Taiwan's Chen led from questioning in handcuffs
By DEBWU,Associated Press Writer AP - Wednesday, November 12
TAIPEI, Taiwan - Former Taiwanese President Chen Shui-bian was led away in handcuffs Tuesday after investigators questioned him for more than five hours in connection with a lengthy money laundering probe.
He was driven to Taipei District Court where a judge was to rule in a late night session on a prosecutors' request to detain him in a Taipei jail.
If he is detained, it would mark an ignominious fall for the man who incensed China and roiled the United States with his inflammatory policies during his recently concluded eight-years in office.
Chen, who has denied any wrongdoing, is an ardent supporter of Taiwanese independence, a cause decried by Beijing, which insists that Taiwan is part of Chinese territory. China has threatened war if the island moves to make its 59-year break with the mainland permanent.
As he was being led away from the prosecutors' office, Chen could be heard shouting, "This is a political persecution" and "Cheers for Taiwan."

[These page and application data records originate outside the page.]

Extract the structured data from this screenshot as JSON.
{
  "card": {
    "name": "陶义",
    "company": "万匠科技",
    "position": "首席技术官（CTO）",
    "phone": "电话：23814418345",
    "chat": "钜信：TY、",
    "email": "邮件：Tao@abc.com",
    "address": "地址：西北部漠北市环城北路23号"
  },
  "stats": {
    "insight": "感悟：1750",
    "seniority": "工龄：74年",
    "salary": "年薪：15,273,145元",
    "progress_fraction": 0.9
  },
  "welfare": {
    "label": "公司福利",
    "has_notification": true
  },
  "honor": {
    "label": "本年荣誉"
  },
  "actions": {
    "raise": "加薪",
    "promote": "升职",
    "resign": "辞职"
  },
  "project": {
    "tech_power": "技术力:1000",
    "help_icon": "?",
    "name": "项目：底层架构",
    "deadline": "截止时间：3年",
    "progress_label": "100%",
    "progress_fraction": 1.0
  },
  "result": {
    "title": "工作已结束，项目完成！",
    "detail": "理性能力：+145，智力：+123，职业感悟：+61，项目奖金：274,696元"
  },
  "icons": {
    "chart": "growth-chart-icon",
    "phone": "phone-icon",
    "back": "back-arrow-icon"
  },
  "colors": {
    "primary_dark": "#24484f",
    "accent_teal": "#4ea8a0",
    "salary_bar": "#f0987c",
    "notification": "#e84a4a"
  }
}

There has still been no official statement from prosecutors on the case.
Chen faced more than five hours of questioning Tuesday in connection with his alleged role in what prosecutors say was a money-laundering scheme.
Chen said Monday night he believed his arrest was imminent. Before facing prosecutors Tuesday he linked the likelihood of his arrest to attempts by newly installed Taiwanese President Ma Ying-jeou to placate China, following violent protests last week against a visiting Chinese envoy.
"Long live Taiwanese democracy," Chen declared to his supporters outside the prosecutors' office. "Long live Taiwanese independence."
But Chen's defiance notwithstanding, millions of Taiwanese revile him for permitting his presidency to be mired in an atmosphere of systematic corruption.
Friends and close advisers have been imprisoned on a variety of graft charges, his wife is being tried for allegedly looting a special presidential fund, and Chen himself is facing a complex series of judicial probes.
Tuesday's questioning focused on allegations he laundered money and made illegal use of the special presidential fund during his eight years in office that ended in May.
Chen admitted in August that he broke the law by not fully disclosing campaign donations he had received, after a lawmaker alleged that Chen's son and daughter-in-law moved millions of dollars to Switzerland in 2007, and then forwarded the funds to the Cayman Islands.
At the time prosecutors said they wanted to determine whether the funds were indeed donations left over from political campaigns _ as Chen insisted _ or whether bribery might have been involved.
Under Taiwanese law, false declaration of donations is subject to a fine of $9,670, but money laundering carries a seven-year prison sentence.
Several lawmakers from Ma's Nationalist Party have recently alleged that the ex-president took large bribes in connection with a spate of mergers initiated by the government in 2005, when several small banks took over a number of well-established financial institutions.
Taiwanese newspapers have also reported that Chen received millions of dollars in bribes from Taiwan's Far Eastern Group. Both the company and Chen have denied those reports.
Recommend this article
Average (0 votes)
Sign in to recommend this article »
Most Recommended Stories »
Related Articles: Business
Peru's Antamina eyes 2008 output, expansionReuters - Wednesday, November 12
Protesters attack Nissan's Spanish HQ over layoffsReuters - Wednesday, November 12
EMERGING MARKETS-LatAm stocks, currencies drop on economic fearsReuters - Wednesday, November 12
Urals crude falls despite Russian export cutReuters - Wednesday, November 12
Boeing, ANZ set Dec. 3 for biofuel test flightReuters - Wednesday, November 12
Most Popular – Business
Britney Spears's son hospitalized: statement
US expands record bailout of insurance giant AIG
In Obama's victory, Americans see legacy of Lincoln
Obama, Bush discuss world of challenges
Swiss fear more pressure on bank secrecy after Obama victory
View Complete List »